NO, because the structures of crocheted and knitted fabrics are different. Crochet stitches are independently created and you can link them to each other from nearly every possible angle. Knitting stitches are so interdependent that they are all completed together, kind of like a wave. In most crochet, you complete each stitch and move it off of the hook as you work. It’s easy to recognize someone knitting because they use two sticks and the stitches are all lined up along them. (Many people see Tunisian crochet as resembling knitting at first glance because the crochet stitches are left on the hook until you complete a whole row.)

YES, because both are therapeutic. Both are simple repetitive activities, so both have that relaxing “yoga” effect on the nerves and brain waves (as you might have heard about in the news).

NO, because each has its own history and traditions.

YES, because you can make the same range of items. Whether it’s a belt, bag, sweater, dress, shawl, scarf, mittens, afghan, dishcloth, rug, bracelet or toy, there is a way to crochet it and a way to knit it, and which way you choose to make it is purely personal preference. Don’t let anyone convince you otherwise!

I tried learning to crochet and couldn’t do it. Any suggestions?

Most people can make the foundational stitch of crochet: the Chain Stitch. Traditionally, children practiced by making chain stitches until they used up a whole ball of yarn! That’s a lot of chain stitches. I wonder how many were too bored by this to continue.

Nowadays, beginning crocheters are rarely told to make this many chain stitches, but some learners may need practice handling the yarn and hook together. It’s a new kind of coordination that takes time.

If you learned the chain stitch and then were taught how to do a popular basic stitch called the Single Crochet by crocheting into some chain stitches that you had just made, this could have been the problem and it’s not your fault. This is not necessarily the best next step.

It’s easier and more fun for many beginners if the next step after learning the chain stitch is any of these three:

  1. Single Crochet into a ring. This step prepares you to make round items like flowers, hats, bags, granny squares, or doilies for your first project.
  2. Single Crochet into holes punched into a piece of leather or vinyl fabric. This step prepares you to make flat four-cornered items like scarves, dish cloths, pillow covers, square bags; also to edge hand knits.
  3. Tunisian Simple Stitch into chain stitches. This step also prepares you to make flat four-cornered items like #2 above; often especially helpful for knitters who have had trouble getting the hang of crochet.

How do you know if something is crocheted?

Some people are very good at identifying crochet by sight. Each completed crochet stitch has a telltale chain-like top that is sometimes easy to spot.

1890’s star stitch variation

However, there are so many different kinds of crochet, and crochet is so versatile, that it’s easy for it be mistaken for other fiber arts, such as knitting, tatting, embroidery, and weaving.

It helps to know what tool was used to make an item.
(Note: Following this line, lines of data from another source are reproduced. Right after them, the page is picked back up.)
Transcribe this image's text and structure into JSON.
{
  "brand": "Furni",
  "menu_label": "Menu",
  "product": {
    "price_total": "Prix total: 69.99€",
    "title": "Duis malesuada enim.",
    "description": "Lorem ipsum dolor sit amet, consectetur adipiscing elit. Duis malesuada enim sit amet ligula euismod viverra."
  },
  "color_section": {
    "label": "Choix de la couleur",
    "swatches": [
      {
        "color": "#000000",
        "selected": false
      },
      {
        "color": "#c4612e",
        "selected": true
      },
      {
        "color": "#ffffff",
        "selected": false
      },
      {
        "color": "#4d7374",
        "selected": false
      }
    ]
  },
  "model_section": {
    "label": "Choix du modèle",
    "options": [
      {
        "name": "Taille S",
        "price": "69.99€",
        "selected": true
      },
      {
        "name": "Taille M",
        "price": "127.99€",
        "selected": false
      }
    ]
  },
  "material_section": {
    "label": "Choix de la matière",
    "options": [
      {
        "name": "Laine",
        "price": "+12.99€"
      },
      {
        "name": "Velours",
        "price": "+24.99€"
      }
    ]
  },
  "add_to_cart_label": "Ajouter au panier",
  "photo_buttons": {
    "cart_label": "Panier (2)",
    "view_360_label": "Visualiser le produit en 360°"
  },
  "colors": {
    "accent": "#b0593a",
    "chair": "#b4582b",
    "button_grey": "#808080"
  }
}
Some Bosnian and Tunisian crochet can look like knits, but they are still crochet, not knit. Only a crochet hook is needed. Knitted stitches require knitting needles instead.

In the case of older pieces, the tool may be missing. More experience may be needed to identify less common types of crochet. The range of textures and looks crochet can have is remarkable. In fact, this range is typically underestimated! This is an ongoing obstacle to bringing the history of crochet into sharper focus. (For more on this, see What IS Crochet, Really?.)

Why crochet by hand when a machine
can do anything faster and better?

Personally, I love that there is still no machine that can crochet. All the crochet you’ve ever seen is handmade—even the mass-produced crochet in stores.

Crocheters can really build up speed! Some people love to crochet for this reason. Even if there were a crochet machine, crochet is still plenty fast enough to be fun to do by hand.

By the way, hand knitting remains plenty of fun even after 1589, when knitting machines were invented. It can’t be fully replaced by machines for many reasons.